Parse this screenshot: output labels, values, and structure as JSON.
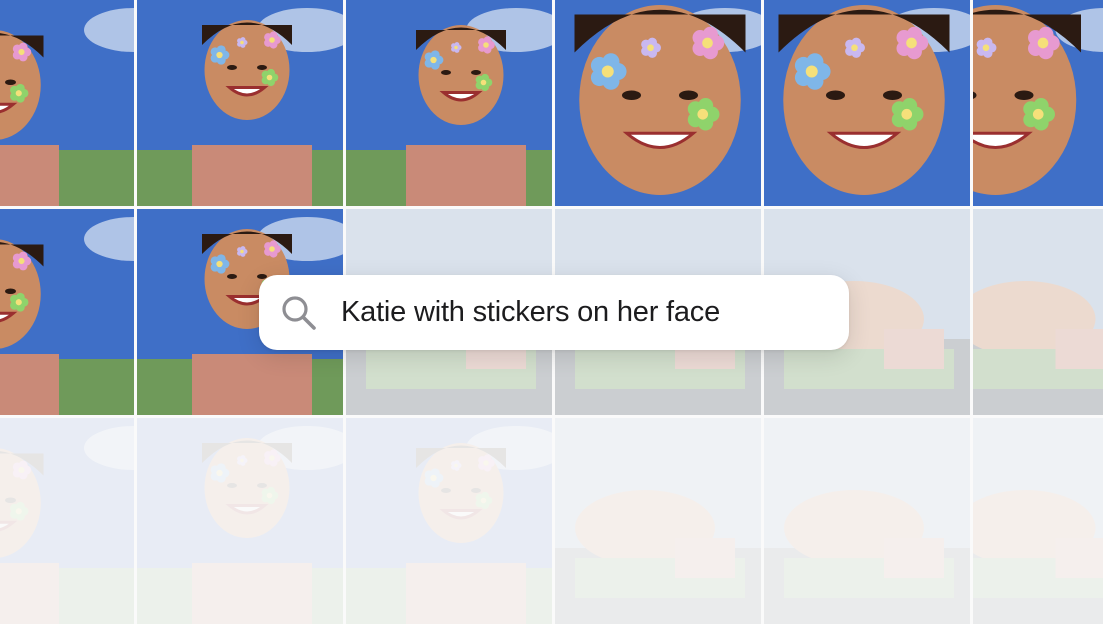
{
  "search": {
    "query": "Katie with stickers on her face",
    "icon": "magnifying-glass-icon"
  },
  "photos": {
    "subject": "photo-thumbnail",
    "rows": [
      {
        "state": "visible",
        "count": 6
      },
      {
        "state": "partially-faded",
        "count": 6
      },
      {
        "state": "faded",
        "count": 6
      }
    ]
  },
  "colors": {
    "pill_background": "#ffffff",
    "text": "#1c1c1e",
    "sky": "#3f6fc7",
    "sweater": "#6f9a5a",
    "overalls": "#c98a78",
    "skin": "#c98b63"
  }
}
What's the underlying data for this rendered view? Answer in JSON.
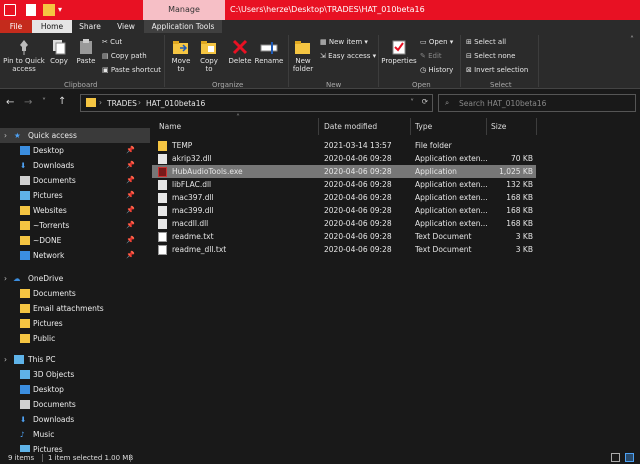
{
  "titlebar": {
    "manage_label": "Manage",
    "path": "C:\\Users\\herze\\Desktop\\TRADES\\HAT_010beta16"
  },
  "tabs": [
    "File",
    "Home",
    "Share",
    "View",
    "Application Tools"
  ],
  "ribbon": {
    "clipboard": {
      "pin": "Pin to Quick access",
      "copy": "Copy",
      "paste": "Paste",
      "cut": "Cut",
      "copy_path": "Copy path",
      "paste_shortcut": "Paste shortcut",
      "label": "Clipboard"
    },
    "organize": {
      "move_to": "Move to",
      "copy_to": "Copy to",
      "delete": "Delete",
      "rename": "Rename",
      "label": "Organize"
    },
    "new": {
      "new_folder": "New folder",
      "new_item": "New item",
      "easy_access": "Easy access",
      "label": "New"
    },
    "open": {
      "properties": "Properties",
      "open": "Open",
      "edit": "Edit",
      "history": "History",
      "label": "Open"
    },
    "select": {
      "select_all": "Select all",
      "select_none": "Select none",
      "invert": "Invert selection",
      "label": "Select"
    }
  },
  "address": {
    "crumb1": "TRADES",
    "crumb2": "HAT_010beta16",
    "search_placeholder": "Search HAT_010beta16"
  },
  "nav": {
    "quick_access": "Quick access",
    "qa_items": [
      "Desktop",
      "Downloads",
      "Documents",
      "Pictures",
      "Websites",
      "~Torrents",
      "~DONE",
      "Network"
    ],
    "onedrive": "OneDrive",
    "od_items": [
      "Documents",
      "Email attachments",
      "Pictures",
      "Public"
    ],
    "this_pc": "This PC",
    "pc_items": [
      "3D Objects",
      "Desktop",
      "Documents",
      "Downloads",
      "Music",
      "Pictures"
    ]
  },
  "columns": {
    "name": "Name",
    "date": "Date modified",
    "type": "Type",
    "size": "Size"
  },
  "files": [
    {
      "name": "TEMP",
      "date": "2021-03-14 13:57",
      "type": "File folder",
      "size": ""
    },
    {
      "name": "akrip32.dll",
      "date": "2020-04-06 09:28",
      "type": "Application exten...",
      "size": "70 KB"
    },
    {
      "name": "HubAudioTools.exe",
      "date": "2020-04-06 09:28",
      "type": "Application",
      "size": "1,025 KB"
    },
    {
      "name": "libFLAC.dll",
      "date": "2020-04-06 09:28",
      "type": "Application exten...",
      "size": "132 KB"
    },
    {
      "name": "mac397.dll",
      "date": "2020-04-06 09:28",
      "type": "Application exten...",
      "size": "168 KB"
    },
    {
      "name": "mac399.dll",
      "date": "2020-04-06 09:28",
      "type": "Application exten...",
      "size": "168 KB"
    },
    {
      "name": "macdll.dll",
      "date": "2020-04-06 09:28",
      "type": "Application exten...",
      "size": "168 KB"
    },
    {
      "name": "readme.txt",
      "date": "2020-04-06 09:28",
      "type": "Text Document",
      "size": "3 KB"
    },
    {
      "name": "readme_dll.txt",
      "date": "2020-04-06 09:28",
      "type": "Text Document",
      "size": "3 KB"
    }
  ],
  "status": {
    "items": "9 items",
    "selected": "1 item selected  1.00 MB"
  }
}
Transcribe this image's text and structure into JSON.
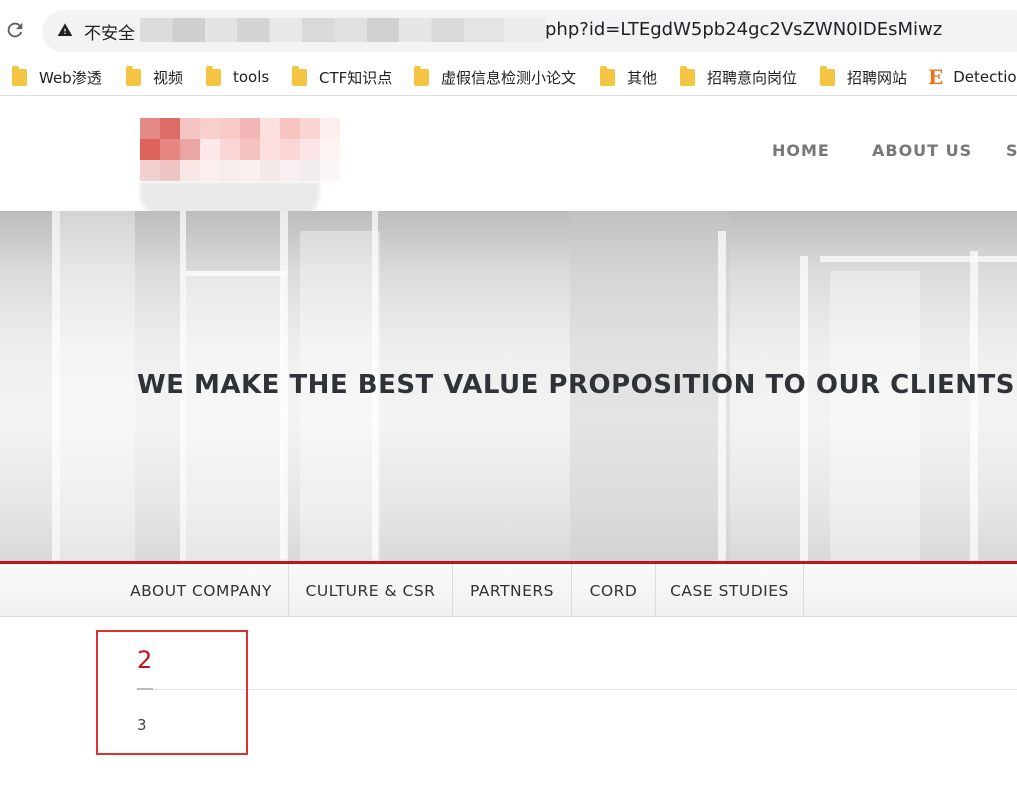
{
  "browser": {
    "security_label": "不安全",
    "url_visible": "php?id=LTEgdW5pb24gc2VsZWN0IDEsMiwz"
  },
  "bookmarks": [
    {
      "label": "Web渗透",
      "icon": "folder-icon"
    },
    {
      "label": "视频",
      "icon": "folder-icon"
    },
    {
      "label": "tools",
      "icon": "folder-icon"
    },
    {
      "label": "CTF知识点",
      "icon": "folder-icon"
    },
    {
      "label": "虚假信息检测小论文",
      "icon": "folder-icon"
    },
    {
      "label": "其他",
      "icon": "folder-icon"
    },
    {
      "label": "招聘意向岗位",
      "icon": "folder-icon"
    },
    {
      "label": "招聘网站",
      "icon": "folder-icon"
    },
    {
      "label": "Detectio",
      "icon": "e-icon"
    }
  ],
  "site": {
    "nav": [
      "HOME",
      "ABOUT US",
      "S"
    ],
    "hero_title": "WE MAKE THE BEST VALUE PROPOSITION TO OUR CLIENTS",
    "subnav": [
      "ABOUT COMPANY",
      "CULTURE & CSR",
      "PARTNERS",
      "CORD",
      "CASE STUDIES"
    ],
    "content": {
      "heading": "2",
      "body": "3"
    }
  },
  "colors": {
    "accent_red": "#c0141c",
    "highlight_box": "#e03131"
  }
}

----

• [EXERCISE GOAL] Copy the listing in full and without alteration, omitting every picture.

• [RESPONSE TO THIS EXERCISE]
Parse this screenshot: output labels, values, and structure as JSON.
{
  "search": {
    "query": "Katie with stickers on her face",
    "icon": "magnifying-glass-icon"
  },
  "photos": {
    "subject": "photo-thumbnail",
    "rows": [
      {
        "state": "visible",
        "count": 6
      },
      {
        "state": "partially-faded",
        "count": 6
      },
      {
        "state": "faded",
        "count": 6
      }
    ]
  },
  "colors": {
    "pill_background": "#ffffff",
    "text": "#1c1c1e",
    "sky": "#3f6fc7",
    "sweater": "#6f9a5a",
    "overalls": "#c98a78",
    "skin": "#c98b63"
  }
}
What's the underlying data for this rendered view? Answer in JSON.
{
  "titlebar": {
    "manage_label": "Manage",
    "path": "C:\\Users\\herze\\Desktop\\TRADES\\HAT_010beta16"
  },
  "tabs": [
    "File",
    "Home",
    "Share",
    "View",
    "Application Tools"
  ],
  "ribbon": {
    "clipboard": {
      "pin": "Pin to Quick access",
      "copy": "Copy",
      "paste": "Paste",
      "cut": "Cut",
      "copy_path": "Copy path",
      "paste_shortcut": "Paste shortcut",
      "label": "Clipboard"
    },
    "organize": {
      "move_to": "Move to",
      "copy_to": "Copy to",
      "delete": "Delete",
      "rename": "Rename",
      "label": "Organize"
    },
    "new": {
      "new_folder": "New folder",
      "new_item": "New item",
      "easy_access": "Easy access",
      "label": "New"
    },
    "open": {
      "properties": "Properties",
      "open": "Open",
      "edit": "Edit",
      "history": "History",
      "label": "Open"
    },
    "select": {
      "select_all": "Select all",
      "select_none": "Select none",
      "invert": "Invert selection",
      "label": "Select"
    }
  },
  "address": {
    "crumb1": "TRADES",
    "crumb2": "HAT_010beta16",
    "search_placeholder": "Search HAT_010beta16"
  },
  "nav": {
    "quick_access": "Quick access",
    "qa_items": [
      "Desktop",
      "Downloads",
      "Documents",
      "Pictures",
      "Websites",
      "~Torrents",
      "~DONE",
      "Network"
    ],
    "onedrive": "OneDrive",
    "od_items": [
      "Documents",
      "Email attachments",
      "Pictures",
      "Public"
    ],
    "this_pc": "This PC",
    "pc_items": [
      "3D Objects",
      "Desktop",
      "Documents",
      "Downloads",
      "Music",
      "Pictures"
    ]
  },
  "columns": {
    "name": "Name",
    "date": "Date modified",
    "type": "Type",
    "size": "Size"
  },
  "files": [
    {
      "name": "TEMP",
      "date": "2021-03-14 13:57",
      "type": "File folder",
      "size": ""
    },
    {
      "name": "akrip32.dll",
      "date": "2020-04-06 09:28",
      "type": "Application exten...",
      "size": "70 KB"
    },
    {
      "name": "HubAudioTools.exe",
      "date": "2020-04-06 09:28",
      "type": "Application",
      "size": "1,025 KB"
    },
    {
      "name": "libFLAC.dll",
      "date": "2020-04-06 09:28",
      "type": "Application exten...",
      "size": "132 KB"
    },
    {
      "name": "mac397.dll",
      "date": "2020-04-06 09:28",
      "type": "Application exten...",
      "size": "168 KB"
    },
    {
      "name": "mac399.dll",
      "date": "2020-04-06 09:28",
      "type": "Application exten...",
      "size": "168 KB"
    },
    {
      "name": "macdll.dll",
      "date": "2020-04-06 09:28",
      "type": "Application exten...",
      "size": "168 KB"
    },
    {
      "name": "readme.txt",
      "date": "2020-04-06 09:28",
      "type": "Text Document",
      "size": "3 KB"
    },
    {
      "name": "readme_dll.txt",
      "date": "2020-04-06 09:28",
      "type": "Text Document",
      "size": "3 KB"
    }
  ],
  "status": {
    "items": "9 items",
    "selected": "1 item selected  1.00 MB"
  }
}
Transcribe this image's text and structure into JSON.
{
  "browser": {
    "security_label": "不安全",
    "url_visible": "php?id=LTEgdW5pb24gc2VsZWN0IDEsMiwz"
  },
  "bookmarks": [
    {
      "label": "Web渗透",
      "icon": "folder-icon"
    },
    {
      "label": "视频",
      "icon": "folder-icon"
    },
    {
      "label": "tools",
      "icon": "folder-icon"
    },
    {
      "label": "CTF知识点",
      "icon": "folder-icon"
    },
    {
      "label": "虚假信息检测小论文",
      "icon": "folder-icon"
    },
    {
      "label": "其他",
      "icon": "folder-icon"
    },
    {
      "label": "招聘意向岗位",
      "icon": "folder-icon"
    },
    {
      "label": "招聘网站",
      "icon": "folder-icon"
    },
    {
      "label": "Detectio",
      "icon": "e-icon"
    }
  ],
  "site": {
    "nav": [
      "HOME",
      "ABOUT US",
      "S"
    ],
    "hero_title": "WE MAKE THE BEST VALUE PROPOSITION TO OUR CLIENTS",
    "subnav": [
      "ABOUT COMPANY",
      "CULTURE & CSR",
      "PARTNERS",
      "CORD",
      "CASE STUDIES"
    ],
    "content": {
      "heading": "2",
      "body": "3"
    }
  },
  "colors": {
    "accent_red": "#c0141c",
    "highlight_box": "#e03131"
  }
}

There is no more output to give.